He noted that these announcements come without any changes in the conditions the government has established for airlines flying to Managua. The public health protocols imposed by the Nicaraguan government are unique in Central America and extremely heavy-handed. For over a year now, these protocols have kept airlines such as American, United and Spirit from returning to Nicaragua.
Previous to the current announcements from Avianca, AeroMexico and Copa, these airlines had also postponed their dates of return for almost a year. They hoped to convince the regime to make their posture more flexible. Up until now, that hasn’t occurred.
The government demands that all passengers and crew present a current negative COVID test each time they land in Nicaragua. Further, they require this information in advance.
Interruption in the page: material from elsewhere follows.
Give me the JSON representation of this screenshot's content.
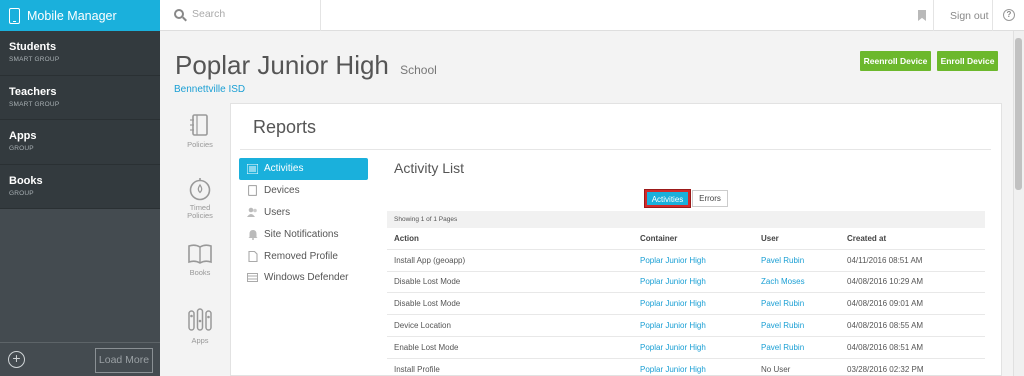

These rules have been the principal obstacles keeping the US based airlines from returning, since they violate US laws protecting the disclosure of health information.
Aguerri warned that current problems will increase, unless the government reconsiders. “The authorities currently demand that flight agencies send the COVID test results of passengers and crew to the Nicaraguan Ministry of Health before the passengers enter Nicaragua. By doing so, they’re already causing problems in terms of missed flights. This may well worsen when the number of flights is doubled,” Aguerri warned.
“In addition to what we’ve already suggested, they should allow the decentralization of the PCR tests [for outgoing passengers]. They should allow the tests to be processed in at least three other departmental capitals, for example Esteli, Leon and Juigalpa. That would make it easier and cheaper for those who are traveling from the other departments,” Aguerri proposed. At present all testing is centralized in Managua.